All About Icons
Icons, the little pictures that appear on the Workbench and its windows, make it easy to perform such actions as duplicating a disk or running a program. But because of their power, they generate a lot of curiosity—and questions. "How can I make my own icons?" "Why do some icons run programs when I double-click on them, while others do nothing?" "How can I increase the stack size for a program that's run from the Workbench?" To answer these questions, let's look at what icons are, and how they work.
Icons are pictures that represent actual objects in the Amiga disk filing system, such as disks, subdirectories, and files. Where do these icons come from? Information for each icon is stored in its own disk file. These files have the same filenames as the objects they represent, with the characters .info tacked onto the end. For example, the file that contains the icon information for the Preferences file is called Preferences.info, and the file that contains the icon information for the System directory is called System.info. In order for an icon to correctly represent a filing-system object, the .info file must be in the same directory as that object. The .info files contain a lot of information about the icon and the object it represents, including:
- The image used to draw the icon on the screen. This includes information about how to highlight the image when it's selected. It's even possible to use one image for the normal appearance of the icon and an altogether different image for its highlighted state. We've all seen these "action" icons. While the IconEd tool in the System drawer of the Workbench won't let you create two-image icons, you can create two separate image files with it and merge them with the IconMerge program on the Extras disk for AmigaDOS version 1.2.
- The type of object the icon represents. The Disk-type icon represents an actual floppy, hard, or RAMdisk. When you double-click on it, it opens a window which displays the files in its root directories for which there are icons. The Drawer-type icon represents a subdirectory. When you double-click on it, it opens a window which displays its icon files. The Tool icon represents an executable program, like a word processor. When you double-click on it, it runs the program. A Project icon represents a data file created by a Tool, like a paint program picture, or a text document. Normally, this type of icon won't do anything when you double-click on it, since data can't just load itself. But it's possible to designate a default program to run when a Project icon is selected. If that's done, double-clicking a Project icon will both run the program and load the data file. Finally, the last icon type is Garbage. This type of icon represents the Trashcan, which is a special kind of Drawer. The only difference between the Trashcan and any other subdirectory is that when you select the Empty Trash menu item from the Workbench, all of the files in the Trashcan directory are deleted. When you double-click on the Trashcan icon, a window opens to displays its contents like any other drawer.
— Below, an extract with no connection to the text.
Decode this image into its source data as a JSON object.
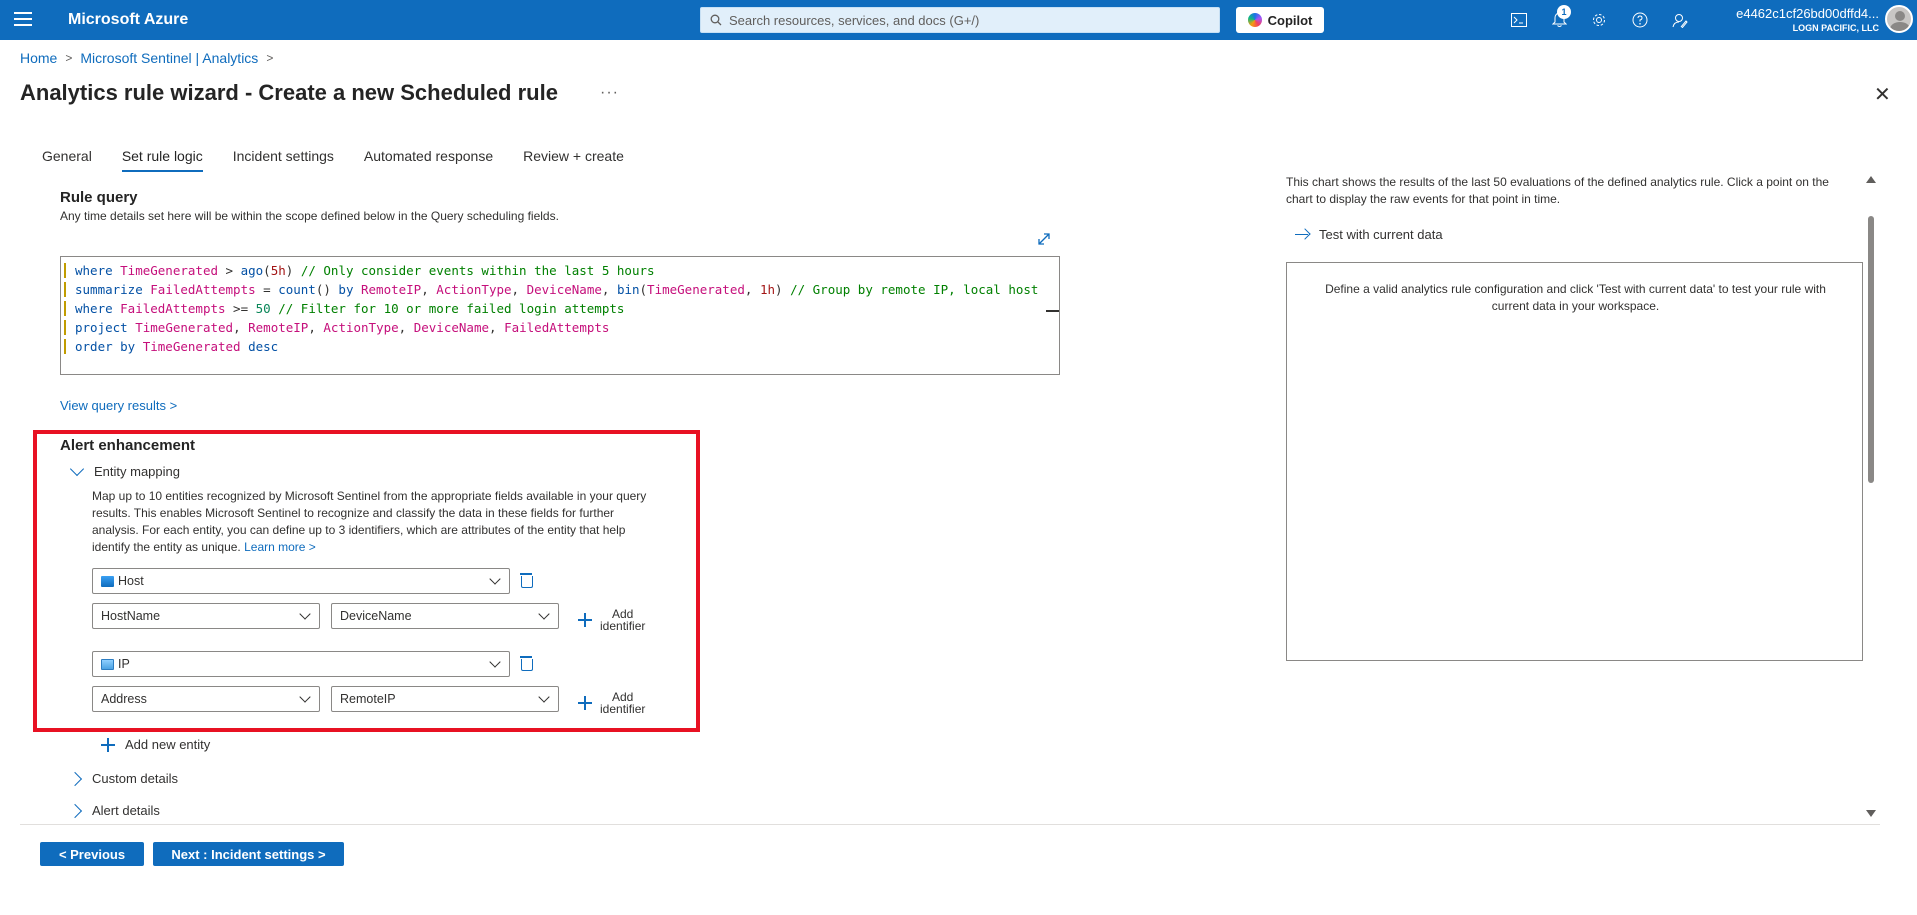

- The default Tool (the program to be run when this icon is double-clicked). This applies only to Projects and Disk-type tools. The most common problem here is that the Tool might not be where this icon is looking for it. For example, if the tool is Amiga-Basic, and the AmigaBasic program isn't in the root directory of this disk, the icon won't be able to find and load it. Notice that the default Tool of a disk is Sys:System/Diskcopy. That's how the Workbench duplicates a disk when you drag its icon over another disk icon.
- Tool Types. These are text strings which correspond to the command line parameters in the CLI. For example, if you open a new CLI window from the CLI itself, you can specify its size and position by using a command like NEWCLI con:10/10/540/150/mywindow. You can do the same thing when you open a CLI window from the CLI icon by using a Tool Type text in the icon like windowname = con:10/10/540/150/mywindow. Not every Project tool uses Tool Types, but those that do can offer the user the option of configuring in the programs started from the Workbench in a certain way.
- The horizontal and vertical position of the image in the display window. For Disk- and Drawer-type icons, information about the size and location of the window that they open is also saved here. These items in the disk file are altered when you use the Snapshot menu item from the Workbench. But remember, each icon has its own file, and Snapshot affects only the items currently highlighted. If you want to save a window's size and position along with its contents, highlight the drawer and all of the icons in the window at the same time (by holding down Shift while you select icons) before using Snapshot.
- Stack Size. This is the amount of scratch-pad memory allocated to the program. If no size is set, the default 4K is used.
If you want to learn more about a particular icon and the object it represents, highlight the icon and select Info from the Workbench menu. A window will appear that not only gives you all of the information shown above, but will also allow you to edit such fields as Stack Size, Default Tool, and Tool Types and save the changes.